In many ways, the rematch of the 2018 WNBA Finals on Friday at Entertainment and Sports Arena was a rematch in name alone, as so much had changed for the Washington Mystics and Seattle Storm since the ­previous time these teams met.

But despite the Storm playing without all-star Sue Bird and reigning league MVP Breanna Stewart, despite the hobbled lineup the Mystics trotted out for last year’s Finals series is now healthy and despite the fact that last year’s series was a rather noncompetitive 3-0 Seattle sweep, Friday night proved that this matchup still has bite.

Seattle rallied for a 74-71 win that came down to the final seconds and was sealed when Aerial Powers missed a jumper with 2.8 seconds remaining.

The Storm (5-3) had rallied from a 12-point deficit in the third quarter to tie the score at 71 with 49.3 seconds to go thanks to a short jumper by Natasha Howard; Jewell Loyd hit a shot with 8.6 seconds left to put Seattle ahead.

With time left to effort a game-tying basket, Natasha Cloud couldn’t find an open player on an inbounds play and called a timeout. Mystics Coach and General Manager Mike Thibault made Powers the inbounder the second time around; she lobbed a pass to Elena Delle Donne, who tipped it back to Powers, but the guard drove and her shot was off the mark.
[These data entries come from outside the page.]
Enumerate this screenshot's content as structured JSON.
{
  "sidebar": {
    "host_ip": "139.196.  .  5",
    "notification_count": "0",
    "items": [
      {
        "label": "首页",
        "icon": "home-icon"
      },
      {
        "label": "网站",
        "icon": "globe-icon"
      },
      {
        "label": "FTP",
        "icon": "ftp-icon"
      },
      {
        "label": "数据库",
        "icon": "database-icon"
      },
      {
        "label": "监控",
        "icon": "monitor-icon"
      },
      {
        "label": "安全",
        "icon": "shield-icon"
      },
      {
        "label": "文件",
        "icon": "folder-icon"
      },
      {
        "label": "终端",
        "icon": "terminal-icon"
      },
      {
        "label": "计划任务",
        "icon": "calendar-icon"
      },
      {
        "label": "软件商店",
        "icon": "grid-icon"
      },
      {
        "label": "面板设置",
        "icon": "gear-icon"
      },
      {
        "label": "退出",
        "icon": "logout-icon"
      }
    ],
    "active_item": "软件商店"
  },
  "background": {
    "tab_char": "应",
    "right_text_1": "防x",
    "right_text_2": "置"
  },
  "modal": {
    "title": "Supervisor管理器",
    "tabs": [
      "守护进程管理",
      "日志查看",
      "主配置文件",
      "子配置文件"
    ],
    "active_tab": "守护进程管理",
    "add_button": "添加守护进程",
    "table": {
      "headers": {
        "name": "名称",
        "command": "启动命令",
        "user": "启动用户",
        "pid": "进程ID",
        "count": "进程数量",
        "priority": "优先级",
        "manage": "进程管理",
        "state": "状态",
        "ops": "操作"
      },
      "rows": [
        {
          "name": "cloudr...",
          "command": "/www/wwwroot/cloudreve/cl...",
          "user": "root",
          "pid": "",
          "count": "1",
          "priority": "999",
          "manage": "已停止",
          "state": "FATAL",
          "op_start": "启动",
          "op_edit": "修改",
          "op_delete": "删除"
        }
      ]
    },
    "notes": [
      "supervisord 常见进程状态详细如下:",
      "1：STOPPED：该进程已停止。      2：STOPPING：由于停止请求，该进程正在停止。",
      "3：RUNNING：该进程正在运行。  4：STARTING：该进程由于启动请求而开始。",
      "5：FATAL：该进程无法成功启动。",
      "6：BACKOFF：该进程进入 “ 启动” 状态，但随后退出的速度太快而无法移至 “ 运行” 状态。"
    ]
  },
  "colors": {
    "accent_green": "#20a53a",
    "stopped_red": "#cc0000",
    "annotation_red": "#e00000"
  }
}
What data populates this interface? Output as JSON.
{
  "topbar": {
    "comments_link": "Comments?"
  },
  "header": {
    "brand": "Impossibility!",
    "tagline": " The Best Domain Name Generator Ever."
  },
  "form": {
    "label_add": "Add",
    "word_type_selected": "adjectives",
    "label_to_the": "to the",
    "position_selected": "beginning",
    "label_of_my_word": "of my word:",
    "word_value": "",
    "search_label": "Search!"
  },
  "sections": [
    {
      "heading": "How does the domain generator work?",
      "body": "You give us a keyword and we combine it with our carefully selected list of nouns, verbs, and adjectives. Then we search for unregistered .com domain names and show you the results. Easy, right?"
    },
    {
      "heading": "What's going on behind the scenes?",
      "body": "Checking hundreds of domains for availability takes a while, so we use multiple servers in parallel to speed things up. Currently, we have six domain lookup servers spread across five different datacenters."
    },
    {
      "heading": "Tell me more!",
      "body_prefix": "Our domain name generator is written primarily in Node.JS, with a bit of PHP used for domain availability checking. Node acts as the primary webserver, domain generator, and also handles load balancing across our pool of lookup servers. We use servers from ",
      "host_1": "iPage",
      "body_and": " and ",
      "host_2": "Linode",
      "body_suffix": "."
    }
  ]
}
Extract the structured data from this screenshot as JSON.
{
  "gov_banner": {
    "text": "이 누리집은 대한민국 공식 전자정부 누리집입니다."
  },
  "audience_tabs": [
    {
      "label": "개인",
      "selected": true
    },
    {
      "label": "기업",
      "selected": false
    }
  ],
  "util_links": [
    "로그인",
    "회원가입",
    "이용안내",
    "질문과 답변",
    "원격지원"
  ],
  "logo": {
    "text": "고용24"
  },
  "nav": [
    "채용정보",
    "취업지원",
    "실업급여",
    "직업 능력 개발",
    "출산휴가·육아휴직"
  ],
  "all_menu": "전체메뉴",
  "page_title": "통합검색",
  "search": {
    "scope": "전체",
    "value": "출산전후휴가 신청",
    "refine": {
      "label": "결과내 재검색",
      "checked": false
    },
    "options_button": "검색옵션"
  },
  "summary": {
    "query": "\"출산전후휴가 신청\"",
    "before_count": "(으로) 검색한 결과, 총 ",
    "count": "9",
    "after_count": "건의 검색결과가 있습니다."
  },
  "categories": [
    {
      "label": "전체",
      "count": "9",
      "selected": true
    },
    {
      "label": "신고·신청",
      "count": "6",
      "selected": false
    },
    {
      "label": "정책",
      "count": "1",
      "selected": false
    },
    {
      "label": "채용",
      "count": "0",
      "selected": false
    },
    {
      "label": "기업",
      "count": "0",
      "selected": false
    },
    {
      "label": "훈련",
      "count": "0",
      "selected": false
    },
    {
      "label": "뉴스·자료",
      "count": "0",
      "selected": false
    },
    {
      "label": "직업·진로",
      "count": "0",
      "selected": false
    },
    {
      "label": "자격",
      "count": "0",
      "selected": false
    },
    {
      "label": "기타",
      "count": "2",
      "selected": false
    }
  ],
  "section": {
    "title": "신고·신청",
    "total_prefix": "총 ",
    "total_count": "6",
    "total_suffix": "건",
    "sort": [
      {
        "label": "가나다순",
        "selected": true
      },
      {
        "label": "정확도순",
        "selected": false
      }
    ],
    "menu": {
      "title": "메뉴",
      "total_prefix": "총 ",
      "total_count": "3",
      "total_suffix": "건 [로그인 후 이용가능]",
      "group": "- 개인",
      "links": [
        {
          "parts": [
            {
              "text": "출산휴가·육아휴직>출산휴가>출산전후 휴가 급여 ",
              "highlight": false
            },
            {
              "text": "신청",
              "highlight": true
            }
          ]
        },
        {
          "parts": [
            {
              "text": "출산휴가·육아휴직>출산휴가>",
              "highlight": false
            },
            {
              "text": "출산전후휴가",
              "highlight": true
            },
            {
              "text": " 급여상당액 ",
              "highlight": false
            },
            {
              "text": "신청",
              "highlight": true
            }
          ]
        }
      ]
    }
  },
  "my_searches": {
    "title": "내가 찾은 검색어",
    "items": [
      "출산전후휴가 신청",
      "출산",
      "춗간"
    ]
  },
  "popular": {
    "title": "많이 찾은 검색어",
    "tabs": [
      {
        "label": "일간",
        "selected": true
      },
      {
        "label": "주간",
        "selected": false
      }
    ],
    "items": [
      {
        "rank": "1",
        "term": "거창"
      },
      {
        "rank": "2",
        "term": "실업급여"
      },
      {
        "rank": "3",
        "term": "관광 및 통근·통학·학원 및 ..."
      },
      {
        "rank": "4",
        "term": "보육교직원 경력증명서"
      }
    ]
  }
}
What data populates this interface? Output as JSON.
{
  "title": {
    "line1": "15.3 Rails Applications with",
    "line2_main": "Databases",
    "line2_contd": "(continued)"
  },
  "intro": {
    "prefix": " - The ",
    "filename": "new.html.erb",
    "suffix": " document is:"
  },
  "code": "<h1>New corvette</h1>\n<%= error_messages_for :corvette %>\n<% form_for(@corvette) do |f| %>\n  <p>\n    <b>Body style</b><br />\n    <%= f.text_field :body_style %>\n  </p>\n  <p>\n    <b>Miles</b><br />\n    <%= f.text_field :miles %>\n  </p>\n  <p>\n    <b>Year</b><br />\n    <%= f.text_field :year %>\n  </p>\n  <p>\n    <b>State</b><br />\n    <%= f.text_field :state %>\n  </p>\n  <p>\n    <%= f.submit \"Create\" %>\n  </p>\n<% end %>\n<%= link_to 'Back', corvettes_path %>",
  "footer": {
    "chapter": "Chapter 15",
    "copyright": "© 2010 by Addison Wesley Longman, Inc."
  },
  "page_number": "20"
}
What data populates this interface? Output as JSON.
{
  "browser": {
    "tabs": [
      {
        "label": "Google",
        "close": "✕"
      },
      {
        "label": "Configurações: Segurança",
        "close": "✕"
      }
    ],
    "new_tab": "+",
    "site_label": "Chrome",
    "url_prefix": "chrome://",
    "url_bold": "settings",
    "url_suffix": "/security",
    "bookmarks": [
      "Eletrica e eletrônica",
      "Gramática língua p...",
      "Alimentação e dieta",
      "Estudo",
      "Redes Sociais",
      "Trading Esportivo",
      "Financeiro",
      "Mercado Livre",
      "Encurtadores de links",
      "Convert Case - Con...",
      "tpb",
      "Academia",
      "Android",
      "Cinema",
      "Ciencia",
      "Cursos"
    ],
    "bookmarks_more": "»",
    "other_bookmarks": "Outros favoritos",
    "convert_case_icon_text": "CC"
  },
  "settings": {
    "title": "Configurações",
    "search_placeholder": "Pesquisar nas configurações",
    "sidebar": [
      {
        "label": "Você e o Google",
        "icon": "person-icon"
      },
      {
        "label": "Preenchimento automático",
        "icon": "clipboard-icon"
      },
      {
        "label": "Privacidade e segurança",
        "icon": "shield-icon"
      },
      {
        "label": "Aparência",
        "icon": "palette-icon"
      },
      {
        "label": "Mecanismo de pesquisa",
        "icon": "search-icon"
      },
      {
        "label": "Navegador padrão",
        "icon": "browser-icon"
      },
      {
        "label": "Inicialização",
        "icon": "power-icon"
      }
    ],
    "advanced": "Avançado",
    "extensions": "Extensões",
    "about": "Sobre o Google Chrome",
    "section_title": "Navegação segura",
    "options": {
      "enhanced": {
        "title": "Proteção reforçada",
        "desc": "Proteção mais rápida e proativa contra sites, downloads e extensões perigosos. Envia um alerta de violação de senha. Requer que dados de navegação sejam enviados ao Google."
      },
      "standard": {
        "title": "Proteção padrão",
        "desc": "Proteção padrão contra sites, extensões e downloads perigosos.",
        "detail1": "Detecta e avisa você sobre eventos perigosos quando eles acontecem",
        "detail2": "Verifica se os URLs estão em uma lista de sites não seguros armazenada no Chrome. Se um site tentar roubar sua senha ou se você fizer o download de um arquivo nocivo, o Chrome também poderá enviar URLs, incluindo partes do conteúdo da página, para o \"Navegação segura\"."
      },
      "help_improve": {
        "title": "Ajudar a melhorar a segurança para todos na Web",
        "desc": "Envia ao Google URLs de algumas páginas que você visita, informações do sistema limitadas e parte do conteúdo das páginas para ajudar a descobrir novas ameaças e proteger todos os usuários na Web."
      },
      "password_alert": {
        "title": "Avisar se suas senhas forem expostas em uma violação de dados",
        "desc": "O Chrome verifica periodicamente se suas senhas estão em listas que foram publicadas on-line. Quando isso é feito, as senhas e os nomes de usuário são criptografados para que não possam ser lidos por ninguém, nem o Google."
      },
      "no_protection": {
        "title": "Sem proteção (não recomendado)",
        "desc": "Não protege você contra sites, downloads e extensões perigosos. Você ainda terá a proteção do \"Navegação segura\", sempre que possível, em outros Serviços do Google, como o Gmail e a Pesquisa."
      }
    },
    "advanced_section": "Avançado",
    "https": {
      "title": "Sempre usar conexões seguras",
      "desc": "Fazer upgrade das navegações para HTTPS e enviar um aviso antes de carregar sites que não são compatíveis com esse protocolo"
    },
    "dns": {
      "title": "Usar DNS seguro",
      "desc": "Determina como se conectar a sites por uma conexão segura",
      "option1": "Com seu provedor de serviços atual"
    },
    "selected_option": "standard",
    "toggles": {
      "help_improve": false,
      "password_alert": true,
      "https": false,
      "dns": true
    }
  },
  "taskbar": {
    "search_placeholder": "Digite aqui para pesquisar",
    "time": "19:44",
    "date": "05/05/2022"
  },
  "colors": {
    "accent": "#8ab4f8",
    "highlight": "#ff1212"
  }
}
“If I could draw that up again, I’d draw that up again,” Thibault said.

It wasn’t that Powers didn’t get a good look; her shot simply didn’t fall.

It was a quiet night in the Mystics’ locker room, not just because of the loss but because the team executed a “media blackout” in hopes of raising awareness about gun violence in D.C. — specifically Ward 8. Cloud gave a statement, and no other players answered any questions.

“We’re talking about the loss of a game. There’s a lot more losses going on within our community, especially within this community, Ward 8,” Cloud said. “So we as a team want to only bring light to the issues going on within this community, and that is the violence around kids going to school.”

While Cloud spoke for the team, Thibault carried out his postgame news conference as usual, highlighting a dismal offense that doomed the Mystics (4-3) late in the game.

Poor shooting bedeviled Washington throughout a miserable fourth quarter in which the ­Mystics were outscored 22-8.

They started the game shooting well enough — 44.1 percent from the field and 50 percent on three-pointers — to take a 46-38 lead into halftime even without starting guard Kristi Toliver, who had been ejected in the first quarter after receiving two technical fouls for a pair of strong responses to fouls called against her.

Powers took her place with the starters and did well for a time, bringing her brand of intense energy, knocking down a pair of three-pointers in the first half and chest-bumping Cloud at one point.

It looked as though Powers and Delle Donne, who led the team with 19 points and eight rebounds, were enough offensive power to outmatch a Storm team playing without Bird, who is out indefinitely with a knee injury, and Stewart, who will miss the season after rupturing her Achilles’ tendon playing overseas.

LaToya Sanders kept Howard, the Storm’s leading scorer at 19.6 points, to just 11 points through three quarters, and neither Loyd nor Mercedes Russell were scoring threats.

But Washington had five turnovers in the fourth quarter and looked frazzled at times, especially when Howard locked in on Delle Donne and Seattle’s defense tightened its double-teams on the all-star forward.

Thibault cited small mistakes — such as clock mismanagement, lapses in focus and turnovers — as the things that doomed the Mystics.

“We have to go make up for it somewhere in the next month,” Thibault said. “You have to get one that maybe nobody expects you to win. You’ve got to go get one of those somehow, because we gave one tonight. Credit Seattle for hanging in, but I think as much as anything, when you shoot the ball like we did, it’s hard to win a game shooting 30-something percent.”